→ Data for processing
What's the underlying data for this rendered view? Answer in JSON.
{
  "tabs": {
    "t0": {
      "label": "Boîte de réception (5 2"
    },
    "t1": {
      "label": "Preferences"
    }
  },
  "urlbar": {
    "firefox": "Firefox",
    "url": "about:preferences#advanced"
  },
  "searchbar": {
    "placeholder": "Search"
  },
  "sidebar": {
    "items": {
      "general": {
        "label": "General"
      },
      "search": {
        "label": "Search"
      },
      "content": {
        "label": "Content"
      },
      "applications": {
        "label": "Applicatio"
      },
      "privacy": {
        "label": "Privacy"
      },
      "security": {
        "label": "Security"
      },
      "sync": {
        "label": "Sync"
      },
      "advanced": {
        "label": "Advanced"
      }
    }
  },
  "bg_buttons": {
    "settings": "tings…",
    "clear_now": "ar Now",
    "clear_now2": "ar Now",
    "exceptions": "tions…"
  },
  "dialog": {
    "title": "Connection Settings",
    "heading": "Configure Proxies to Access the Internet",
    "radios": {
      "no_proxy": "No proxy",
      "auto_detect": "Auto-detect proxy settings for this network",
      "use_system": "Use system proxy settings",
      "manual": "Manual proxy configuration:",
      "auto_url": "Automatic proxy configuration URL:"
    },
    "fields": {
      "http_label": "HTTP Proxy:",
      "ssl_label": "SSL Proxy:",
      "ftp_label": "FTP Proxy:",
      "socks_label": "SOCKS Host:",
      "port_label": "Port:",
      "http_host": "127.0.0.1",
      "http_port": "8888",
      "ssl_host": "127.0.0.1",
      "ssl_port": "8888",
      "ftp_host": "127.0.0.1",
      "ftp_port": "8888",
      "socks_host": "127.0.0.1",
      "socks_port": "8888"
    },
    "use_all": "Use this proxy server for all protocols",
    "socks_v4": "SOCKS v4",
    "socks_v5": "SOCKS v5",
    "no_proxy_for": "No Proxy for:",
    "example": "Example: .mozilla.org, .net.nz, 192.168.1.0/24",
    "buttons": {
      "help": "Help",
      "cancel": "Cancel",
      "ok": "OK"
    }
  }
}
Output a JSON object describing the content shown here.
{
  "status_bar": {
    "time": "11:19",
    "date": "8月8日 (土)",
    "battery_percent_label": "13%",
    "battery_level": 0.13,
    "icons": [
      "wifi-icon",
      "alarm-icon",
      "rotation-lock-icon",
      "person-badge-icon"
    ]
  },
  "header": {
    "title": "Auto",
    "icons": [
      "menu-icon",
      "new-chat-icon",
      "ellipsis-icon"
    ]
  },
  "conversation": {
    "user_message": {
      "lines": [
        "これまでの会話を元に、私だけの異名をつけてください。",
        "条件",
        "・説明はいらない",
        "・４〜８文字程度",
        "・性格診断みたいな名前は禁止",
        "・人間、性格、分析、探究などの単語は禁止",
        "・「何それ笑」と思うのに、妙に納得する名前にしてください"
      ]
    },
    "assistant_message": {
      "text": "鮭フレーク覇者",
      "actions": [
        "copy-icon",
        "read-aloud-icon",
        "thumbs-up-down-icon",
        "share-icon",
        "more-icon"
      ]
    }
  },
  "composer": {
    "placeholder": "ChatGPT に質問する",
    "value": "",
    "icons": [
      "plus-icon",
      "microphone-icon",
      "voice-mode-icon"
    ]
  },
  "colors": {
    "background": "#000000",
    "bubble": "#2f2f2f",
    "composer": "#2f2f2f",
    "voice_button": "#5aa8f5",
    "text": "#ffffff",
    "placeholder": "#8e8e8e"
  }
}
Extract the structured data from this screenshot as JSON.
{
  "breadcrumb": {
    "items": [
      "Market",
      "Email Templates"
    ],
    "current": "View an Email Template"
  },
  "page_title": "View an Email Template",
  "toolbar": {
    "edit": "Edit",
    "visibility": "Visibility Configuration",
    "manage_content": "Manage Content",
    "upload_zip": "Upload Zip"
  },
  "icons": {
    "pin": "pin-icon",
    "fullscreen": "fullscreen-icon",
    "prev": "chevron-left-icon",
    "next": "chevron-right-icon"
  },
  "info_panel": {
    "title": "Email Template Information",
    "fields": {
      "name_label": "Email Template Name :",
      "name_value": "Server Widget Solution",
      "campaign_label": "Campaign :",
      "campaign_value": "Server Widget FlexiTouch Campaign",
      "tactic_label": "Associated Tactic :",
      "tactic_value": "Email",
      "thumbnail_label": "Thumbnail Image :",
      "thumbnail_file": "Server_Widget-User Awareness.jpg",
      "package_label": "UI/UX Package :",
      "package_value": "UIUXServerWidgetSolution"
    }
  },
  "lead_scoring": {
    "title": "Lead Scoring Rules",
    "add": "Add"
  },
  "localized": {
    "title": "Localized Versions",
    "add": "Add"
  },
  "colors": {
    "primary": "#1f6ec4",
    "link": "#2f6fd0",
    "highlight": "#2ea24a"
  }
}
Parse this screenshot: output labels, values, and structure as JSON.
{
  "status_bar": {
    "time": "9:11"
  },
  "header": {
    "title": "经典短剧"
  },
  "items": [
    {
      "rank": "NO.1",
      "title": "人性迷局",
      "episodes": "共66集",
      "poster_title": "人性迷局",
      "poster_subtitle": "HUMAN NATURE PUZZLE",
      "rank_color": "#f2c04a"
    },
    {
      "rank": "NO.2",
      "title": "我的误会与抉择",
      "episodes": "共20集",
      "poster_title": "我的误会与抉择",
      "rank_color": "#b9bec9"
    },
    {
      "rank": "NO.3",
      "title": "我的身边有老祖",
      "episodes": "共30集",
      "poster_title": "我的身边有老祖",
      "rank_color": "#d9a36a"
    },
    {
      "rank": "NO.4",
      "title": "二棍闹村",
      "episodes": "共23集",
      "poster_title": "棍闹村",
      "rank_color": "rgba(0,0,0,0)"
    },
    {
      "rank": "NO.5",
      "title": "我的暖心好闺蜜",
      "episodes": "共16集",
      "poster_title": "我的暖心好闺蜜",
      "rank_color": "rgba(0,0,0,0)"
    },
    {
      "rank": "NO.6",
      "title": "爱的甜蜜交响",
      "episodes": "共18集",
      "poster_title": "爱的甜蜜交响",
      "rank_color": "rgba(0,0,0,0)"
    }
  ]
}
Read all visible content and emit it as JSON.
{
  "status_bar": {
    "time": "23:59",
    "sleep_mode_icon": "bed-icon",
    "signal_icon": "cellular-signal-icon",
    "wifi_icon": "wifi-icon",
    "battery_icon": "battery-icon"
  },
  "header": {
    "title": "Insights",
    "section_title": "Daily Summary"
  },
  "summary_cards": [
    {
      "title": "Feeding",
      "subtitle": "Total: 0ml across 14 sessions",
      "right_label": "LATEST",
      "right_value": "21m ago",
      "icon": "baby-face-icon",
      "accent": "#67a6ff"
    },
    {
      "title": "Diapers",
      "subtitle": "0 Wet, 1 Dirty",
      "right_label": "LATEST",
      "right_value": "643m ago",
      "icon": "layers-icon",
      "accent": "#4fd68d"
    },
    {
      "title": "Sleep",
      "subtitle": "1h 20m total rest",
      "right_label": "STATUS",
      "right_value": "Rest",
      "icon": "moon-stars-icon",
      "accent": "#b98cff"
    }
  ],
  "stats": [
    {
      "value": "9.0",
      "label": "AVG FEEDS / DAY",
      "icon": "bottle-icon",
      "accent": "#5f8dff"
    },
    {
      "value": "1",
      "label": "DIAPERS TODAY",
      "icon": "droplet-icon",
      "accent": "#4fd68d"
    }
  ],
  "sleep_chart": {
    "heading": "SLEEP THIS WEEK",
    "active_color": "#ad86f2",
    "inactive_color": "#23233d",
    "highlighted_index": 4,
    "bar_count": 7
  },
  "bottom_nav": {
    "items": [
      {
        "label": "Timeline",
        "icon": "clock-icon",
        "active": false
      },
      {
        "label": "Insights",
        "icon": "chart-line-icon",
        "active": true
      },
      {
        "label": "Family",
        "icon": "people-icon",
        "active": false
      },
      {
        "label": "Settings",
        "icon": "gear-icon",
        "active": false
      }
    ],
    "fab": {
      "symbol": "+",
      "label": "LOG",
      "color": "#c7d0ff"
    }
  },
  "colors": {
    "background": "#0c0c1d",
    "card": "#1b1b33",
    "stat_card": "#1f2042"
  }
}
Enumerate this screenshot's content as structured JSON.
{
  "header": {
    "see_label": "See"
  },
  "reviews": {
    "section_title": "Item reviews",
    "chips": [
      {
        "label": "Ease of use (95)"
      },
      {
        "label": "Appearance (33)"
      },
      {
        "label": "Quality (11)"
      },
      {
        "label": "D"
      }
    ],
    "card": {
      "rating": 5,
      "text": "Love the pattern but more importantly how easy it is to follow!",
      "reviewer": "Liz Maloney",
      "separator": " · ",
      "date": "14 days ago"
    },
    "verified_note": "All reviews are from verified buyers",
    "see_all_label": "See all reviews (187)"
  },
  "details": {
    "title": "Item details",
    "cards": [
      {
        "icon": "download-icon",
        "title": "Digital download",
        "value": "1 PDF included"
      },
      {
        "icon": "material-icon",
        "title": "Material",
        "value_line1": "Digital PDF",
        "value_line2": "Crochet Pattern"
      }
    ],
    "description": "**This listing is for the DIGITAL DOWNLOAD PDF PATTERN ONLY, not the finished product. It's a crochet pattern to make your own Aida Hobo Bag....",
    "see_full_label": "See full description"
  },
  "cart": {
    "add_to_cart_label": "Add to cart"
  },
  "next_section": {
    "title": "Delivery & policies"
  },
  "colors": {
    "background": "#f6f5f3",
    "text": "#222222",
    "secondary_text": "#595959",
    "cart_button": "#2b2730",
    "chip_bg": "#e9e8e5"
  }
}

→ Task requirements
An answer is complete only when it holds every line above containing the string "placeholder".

→ Result
    "placeholder": "Search"
    "placeholder": "ChatGPT に質問する",
    "placeholder": "#8e8e8e"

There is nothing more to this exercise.